Nathan "N.R." Gaddis Joshua Nomen-Mutatio wrote: "I think he's referring to the "Quotes Greg Liked" directly beneath the review."

Oh, right. I'm glad I'm not responsible for navigating shipping vessels, because I repeatedly fail to successfully navigate this little website.


Joshua Nomen-Mutatio It's easy to miss when scrolling downward. Was not trying to snark. Just giving a matter of fact heads "up".


Nathan "N.R." Gaddis Greg wrote: "I'm going to say it here, instead of there, but I think that the Gaddis quote I had put up is fairly telling about what was missed in that other review and in that reviewer's general attitude towar..."

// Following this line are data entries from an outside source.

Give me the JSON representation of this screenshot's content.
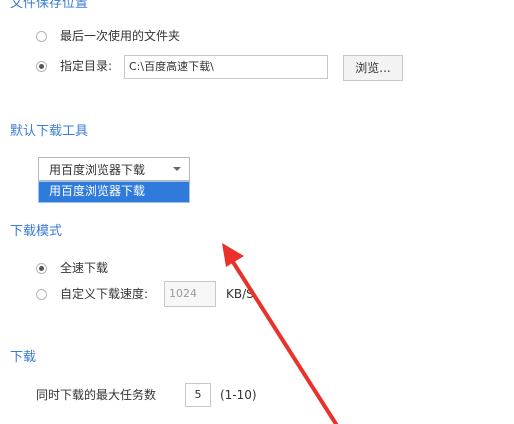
{
  "save_location": {
    "title": "文件保存位置",
    "last_used_label": "最后一次使用的文件夹",
    "specified_dir_label": "指定目录:",
    "dir_value": "C:\\百度高速下载\\",
    "browse_label": "浏览..."
  },
  "default_tool": {
    "title": "默认下载工具",
    "selected": "用百度浏览器下载",
    "options": [
      "用百度浏览器下载"
    ]
  },
  "download_mode": {
    "title": "下载模式",
    "full_speed_label": "全速下载",
    "custom_speed_label": "自定义下载速度:",
    "speed_value": "1024",
    "speed_unit": "KB/S"
  },
  "download": {
    "title": "下载",
    "max_tasks_label": "同时下载的最大任务数",
    "max_tasks_value": "5",
    "max_tasks_range": "(1-10)"
  },
  "colors": {
    "section_title": "#3a7bd5",
    "highlight": "#2f7bdb",
    "arrow": "#e8322b"
  }
}
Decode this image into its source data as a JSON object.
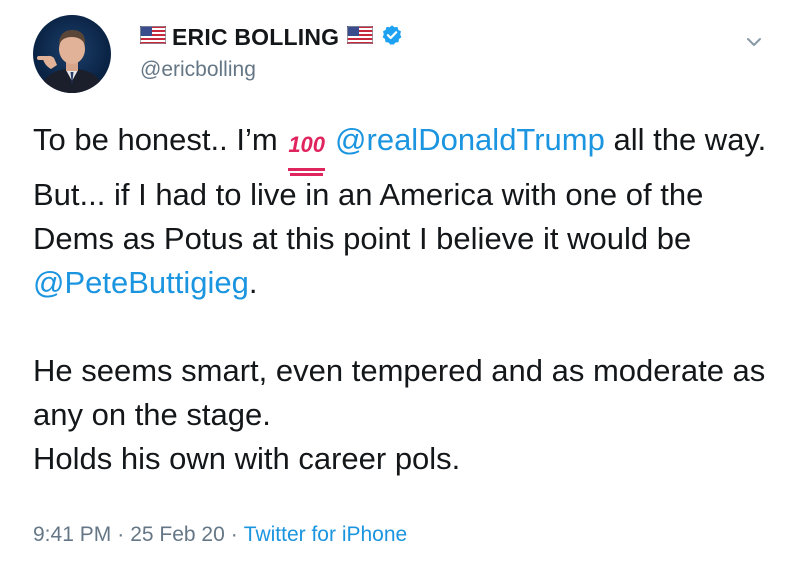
{
  "user": {
    "display_name": "ERIC BOLLING",
    "handle": "@ericbolling",
    "verified": true,
    "name_flag_icon": "us-flag-icon"
  },
  "tweet": {
    "line1_pre": "To be honest.. I’m",
    "emoji": "100",
    "mention_trump": "@realDonaldTrump",
    "line1_post": "all the way.",
    "line2": "But... if I had to live in an America with one of the Dems as Potus at this point I believe it would be",
    "mention_pete": "@PeteButtigieg",
    "line2_end": ".",
    "para2_line1": "He seems smart, even tempered and as moderate as any on the stage.",
    "para2_line2": "Holds his own with career pols."
  },
  "meta": {
    "time": "9:41 PM",
    "separator": "·",
    "date": "25 Feb 20",
    "source": "Twitter for iPhone"
  },
  "colors": {
    "link": "#1b95e0",
    "secondary_text": "#657786",
    "verified_badge": "#1da1f2",
    "emoji_red": "#e0245e"
  }
}
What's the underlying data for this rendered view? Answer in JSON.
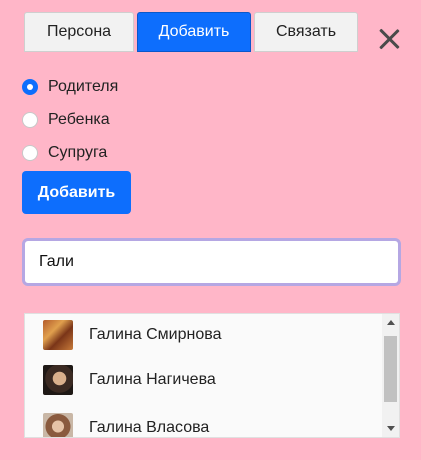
{
  "tabs": [
    {
      "label": "Персона",
      "active": false
    },
    {
      "label": "Добавить",
      "active": true
    },
    {
      "label": "Связать",
      "active": false
    }
  ],
  "close_icon": "close-icon",
  "relation_options": [
    {
      "label": "Родителя",
      "checked": true
    },
    {
      "label": "Ребенка",
      "checked": false
    },
    {
      "label": "Супруга",
      "checked": false
    }
  ],
  "add_button_label": "Добавить",
  "search": {
    "value": "Гали",
    "placeholder": ""
  },
  "results": [
    {
      "name": "Галина Смирнова"
    },
    {
      "name": "Галина Нагичева"
    },
    {
      "name": "Галина Власова"
    }
  ],
  "colors": {
    "background": "#ffb6c8",
    "accent": "#0d6efd",
    "input_focus_border": "#b5a7e3"
  }
}
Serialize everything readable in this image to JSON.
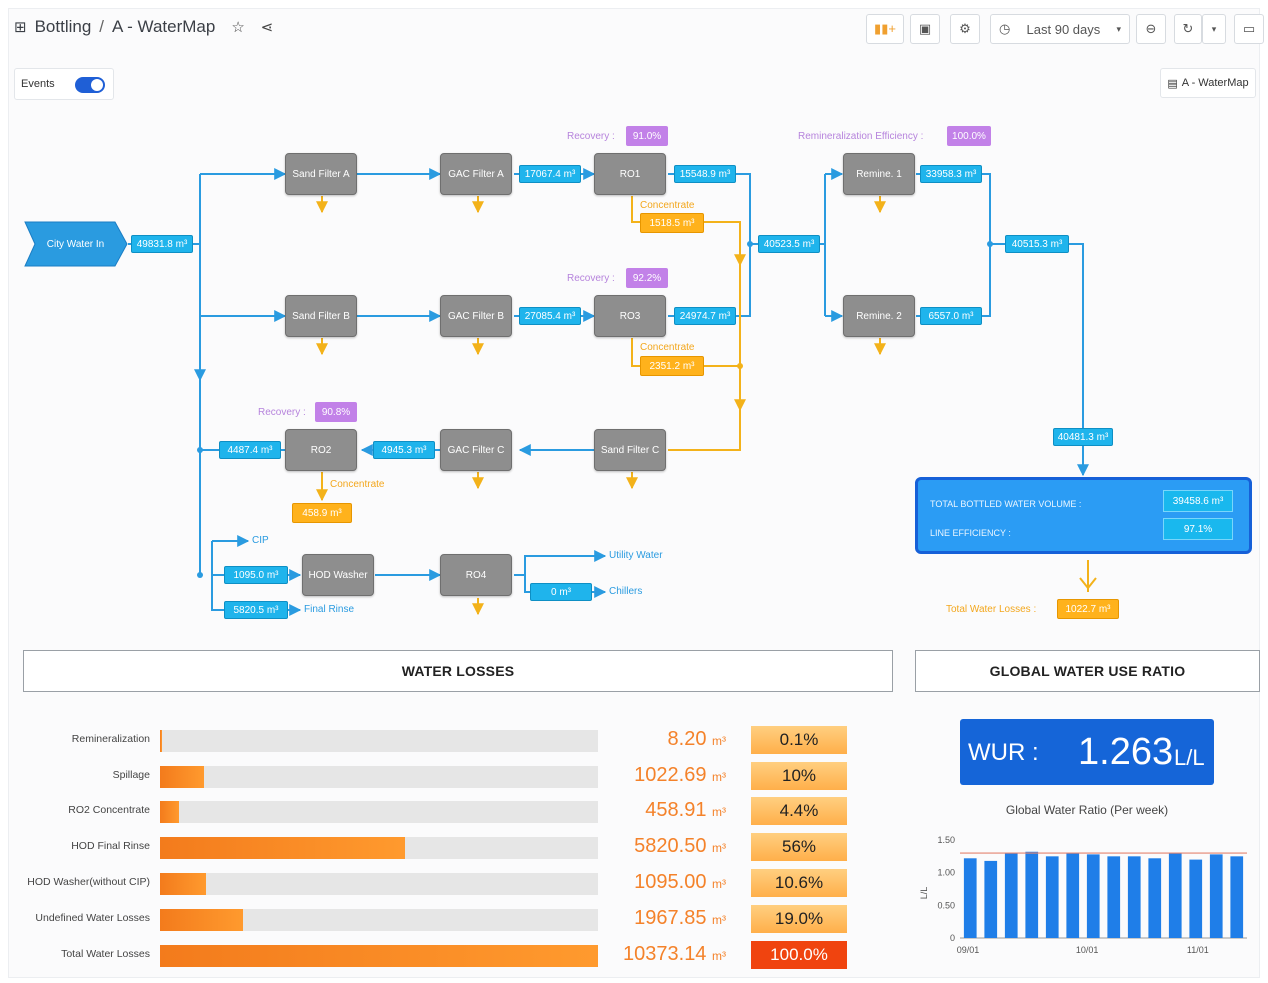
{
  "header": {
    "breadcrumb_parent": "Bottling",
    "breadcrumb_sep": "/",
    "breadcrumb_current": "A - WaterMap",
    "time_range": "Last 90 days"
  },
  "events": {
    "label": "Events",
    "enabled": true
  },
  "map_tag": "A - WaterMap",
  "flow": {
    "city_water_in": "City Water In",
    "city_value": "49831.8 m³",
    "sand_a": "Sand Filter A",
    "sand_b": "Sand Filter B",
    "sand_c": "Sand Filter C",
    "gac_a": "GAC Filter A",
    "gac_b": "GAC Filter B",
    "gac_c": "GAC Filter C",
    "ro1_top": "RO1",
    "ro1_mid": "RO3",
    "ro2": "RO2",
    "hod_washer": "HOD Washer",
    "ro4": "RO4",
    "remin1": "Remine. 1",
    "remin2": "Remine. 2",
    "gac_a_out": "17067.4 m³",
    "ro_top_out": "15548.9 m³",
    "gac_b_out": "27085.4 m³",
    "ro_mid_out": "24974.7 m³",
    "merge_out": "40523.5 m³",
    "remin1_out": "33958.3 m³",
    "remin2_out": "6557.0 m³",
    "remin_merge": "40515.3 m³",
    "down_value": "40481.3 m³",
    "ro2_in": "4945.3 m³",
    "ro2_out": "4487.4 m³",
    "hod_in": "1095.0 m³",
    "final_rinse_val": "5820.5 m³",
    "ro4_chillers": "0 m³",
    "recovery_label": "Recovery :",
    "recovery_top": "91.0%",
    "recovery_mid": "92.2%",
    "recovery_ro2": "90.8%",
    "remin_eff_label": "Remineralization Efficiency :",
    "remin_eff": "100.0%",
    "concentrate": "Concentrate",
    "conc_top": "1518.5 m³",
    "conc_mid": "2351.2 m³",
    "conc_ro2": "458.9 m³",
    "cip": "CIP",
    "final_rinse": "Final Rinse",
    "utility_water": "Utility Water",
    "chillers": "Chillers",
    "total_bottled_label": "TOTAL BOTTLED WATER VOLUME :",
    "total_bottled_value": "39458.6 m³",
    "line_eff_label": "LINE EFFICIENCY :",
    "line_eff_value": "97.1%",
    "total_loss_label": "Total Water Losses :",
    "total_loss_value": "1022.7 m³"
  },
  "losses": {
    "title": "WATER LOSSES",
    "rows": [
      {
        "label": "Remineralization",
        "value": "8.20",
        "unit": "m³",
        "pct": "0.1%",
        "fraction": 0.001
      },
      {
        "label": "Spillage",
        "value": "1022.69",
        "unit": "m³",
        "pct": "10%",
        "fraction": 0.1
      },
      {
        "label": "RO2 Concentrate",
        "value": "458.91",
        "unit": "m³",
        "pct": "4.4%",
        "fraction": 0.044
      },
      {
        "label": "HOD Final Rinse",
        "value": "5820.50",
        "unit": "m³",
        "pct": "56%",
        "fraction": 0.56
      },
      {
        "label": "HOD Washer(without CIP)",
        "value": "1095.00",
        "unit": "m³",
        "pct": "10.6%",
        "fraction": 0.106
      },
      {
        "label": "Undefined Water Losses",
        "value": "1967.85",
        "unit": "m³",
        "pct": "19.0%",
        "fraction": 0.19
      },
      {
        "label": "Total Water Losses",
        "value": "10373.14",
        "unit": "m³",
        "pct": "100.0%",
        "fraction": 1.0
      }
    ]
  },
  "global_ratio": {
    "title": "GLOBAL WATER USE RATIO",
    "wur_label": "WUR :",
    "wur_value": "1.263",
    "wur_unit": "L/L",
    "chart_title": "Global Water Ratio (Per week)"
  },
  "chart_data": {
    "type": "bar",
    "title": "Global Water Ratio (Per week)",
    "ylabel": "L/L",
    "ylim": [
      0,
      1.5
    ],
    "yticks": [
      "0",
      "0.50",
      "1.00",
      "1.50"
    ],
    "xticks": [
      "09/01",
      "10/01",
      "11/01"
    ],
    "values": [
      1.22,
      1.18,
      1.3,
      1.32,
      1.25,
      1.3,
      1.28,
      1.25,
      1.25,
      1.22,
      1.3,
      1.2,
      1.28,
      1.25
    ],
    "reference": 1.3,
    "colors": {
      "bar": "#1f7ee8",
      "reference": "#e4846f"
    }
  }
}
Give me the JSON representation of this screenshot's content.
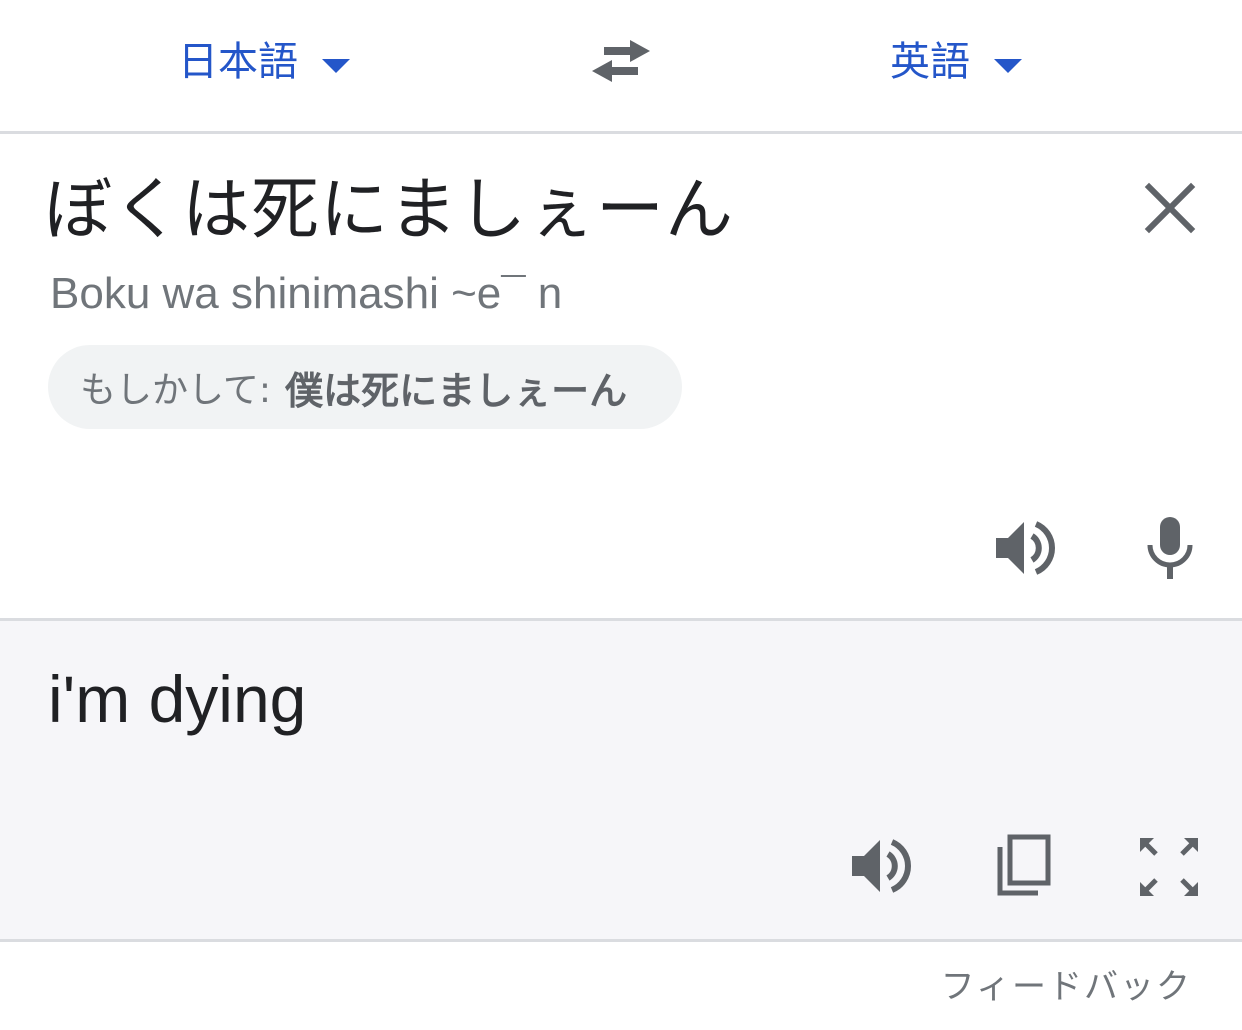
{
  "language_bar": {
    "source_language": "日本語",
    "target_language": "英語",
    "swap_icon": "swap-arrows-icon",
    "accent_color": "#2456c9"
  },
  "source": {
    "text": "ぼくは死にましぇーん",
    "romanization": "Boku wa shinimashi ~e¯ n",
    "suggestion_label": "もしかして:",
    "suggestion_text": "僕は死にましぇーん",
    "icons": [
      "close-icon",
      "speaker-icon",
      "microphone-icon"
    ]
  },
  "result": {
    "text": "i'm dying",
    "icons": [
      "speaker-icon",
      "copy-icon",
      "fullscreen-icon"
    ]
  },
  "footer": {
    "feedback_label": "フィードバック"
  }
}
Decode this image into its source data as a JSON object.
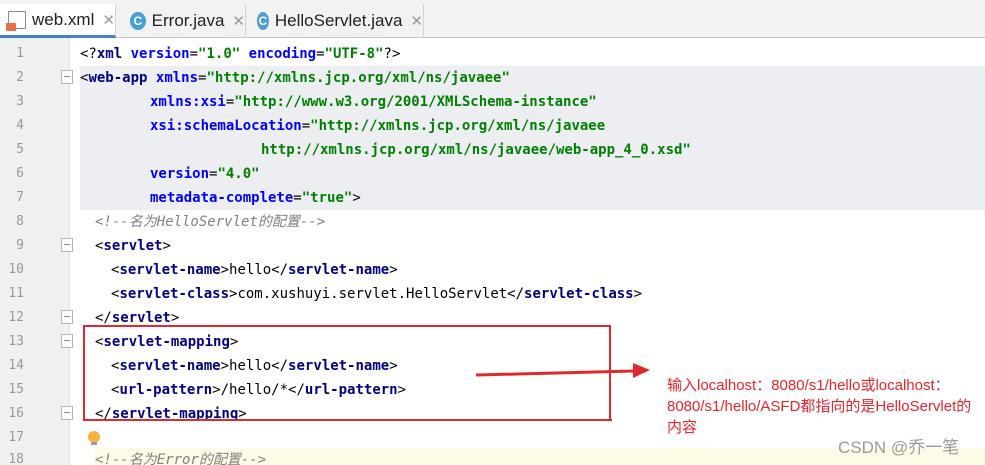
{
  "tabs": [
    {
      "label": "web.xml",
      "icon": "xml-file-icon",
      "active": true
    },
    {
      "label": "Error.java",
      "icon": "java-class-icon",
      "active": false
    },
    {
      "label": "HelloServlet.java",
      "icon": "java-class-icon",
      "active": false
    }
  ],
  "editor": {
    "lines": [
      {
        "n": "1",
        "text": "<?xml version=\"1.0\" encoding=\"UTF-8\"?>"
      },
      {
        "n": "2",
        "text": "<web-app xmlns=\"http://xmlns.jcp.org/xml/ns/javaee\""
      },
      {
        "n": "3",
        "text": "xmlns:xsi=\"http://www.w3.org/2001/XMLSchema-instance\""
      },
      {
        "n": "4",
        "text": "xsi:schemaLocation=\"http://xmlns.jcp.org/xml/ns/javaee"
      },
      {
        "n": "5",
        "text": "http://xmlns.jcp.org/xml/ns/javaee/web-app_4_0.xsd\""
      },
      {
        "n": "6",
        "text": "version=\"4.0\""
      },
      {
        "n": "7",
        "text": "metadata-complete=\"true\">"
      },
      {
        "n": "8",
        "text": "<!--名为HelloServlet的配置-->"
      },
      {
        "n": "9",
        "text": "<servlet>"
      },
      {
        "n": "10",
        "text": "<servlet-name>hello</servlet-name>"
      },
      {
        "n": "11",
        "text": "<servlet-class>com.xushuyi.servlet.HelloServlet</servlet-class>"
      },
      {
        "n": "12",
        "text": "</servlet>"
      },
      {
        "n": "13",
        "text": "<servlet-mapping>"
      },
      {
        "n": "14",
        "text": "<servlet-name>hello</servlet-name>"
      },
      {
        "n": "15",
        "text": "<url-pattern>/hello/*</url-pattern>"
      },
      {
        "n": "16",
        "text": "</servlet-mapping>"
      },
      {
        "n": "17",
        "text": ""
      },
      {
        "n": "18",
        "text": "<!--名为Error的配置-->"
      }
    ],
    "tokens": {
      "l1": [
        "<?",
        "xml",
        " ",
        "version",
        "=",
        "\"1.0\"",
        " ",
        "encoding",
        "=",
        "\"UTF-8\"",
        "?>"
      ],
      "l2": [
        "<",
        "web-app",
        " ",
        "xmlns",
        "=",
        "\"http://xmlns.jcp.org/xml/ns/javaee\""
      ],
      "l3": [
        "xmlns:xsi",
        "=",
        "\"http://www.w3.org/2001/XMLSchema-instance\""
      ],
      "l4": [
        "xsi:schemaLocation",
        "=",
        "\"http://xmlns.jcp.org/xml/ns/javaee"
      ],
      "l5": [
        "http://xmlns.jcp.org/xml/ns/javaee/web-app_4_0.xsd\""
      ],
      "l6": [
        "version",
        "=",
        "\"4.0\""
      ],
      "l7": [
        "metadata-complete",
        "=",
        "\"true\"",
        ">"
      ],
      "l8": [
        "<!--名为HelloServlet的配置-->"
      ],
      "l9": [
        "<",
        "servlet",
        ">"
      ],
      "l10": [
        "<",
        "servlet-name",
        ">",
        "hello",
        "</",
        "servlet-name",
        ">"
      ],
      "l11": [
        "<",
        "servlet-class",
        ">",
        "com.xushuyi.servlet.HelloServlet",
        "</",
        "servlet-class",
        ">"
      ],
      "l12": [
        "</",
        "servlet",
        ">"
      ],
      "l13": [
        "<",
        "servlet-mapping",
        ">"
      ],
      "l14": [
        "<",
        "servlet-name",
        ">",
        "hello",
        "</",
        "servlet-name",
        ">"
      ],
      "l15": [
        "<",
        "url-pattern",
        ">",
        "/hello/*",
        "</",
        "url-pattern",
        ">"
      ],
      "l16": [
        "</",
        "servlet-mapping",
        ">"
      ],
      "l18": [
        "<!--名为Error的配置-->"
      ]
    }
  },
  "annotation": {
    "note": "输入localhost：8080/s1/hello或localhost：8080/s1/hello/ASFD都指向的是HelloServlet的内容",
    "color": "#e8252c"
  },
  "watermark": "CSDN @乔一笔",
  "colors": {
    "tag": "#000080",
    "attr": "#0000ff",
    "value": "#008000",
    "comment": "#808080"
  }
}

It's also an excellent example of what Gaddis can do with voice. I'm not sure of its context, but it seems clear that these words belong to one of the characters. But are they also Gaddis' own words? Somehow they are, but the voice is not directly his own; his own voice is refracted through the character that speaks the words and the words really belong only to the character directly. Yet. . . Gaddis knows he can't speak directly, otherwise his thesis in the quote would defeat itself, ie, "Clarity's essential." But even this character is not always speaking his own words but is quoting some popular opinions, but not quoting directly. So there are at least three layers of voices piled up upon each other.

There is a reason why Gaddis spoke publicly only infrequently and always refused to read from his own work publicly.


message 30: by Greg (new) - rated it 4 stars

Greg I wish I could remember which part of the book I took this quote from. Regrettably this was a library book so I don't have a copy that I would have probably marked up if it had been my own.


message 31: by Greg (new) - rated it 4 stars

Greg Shit, I actually had saved the quote to a file with the page numbers. It is on pgs. 124-125 of the mass market copy of the book.


message 32: by Ian (new) - rated it 5 stars

Ian Paganus Apropos of Greg's quote (but otherwise of nothing), Haruki Murakami reviewed his own book at a couple of places in "1Q84".


message 33: by Greg (new) - rated it 4 stars

Greg That quote is on pgs 113-114 of the Dalkey edition.


message 34: by Ruby (new) - added it

Ruby  Tombstone [Uncensored or Else] I wish I could say you were inspiring me to read it. But...noooo.......That just sounds painful!


back to top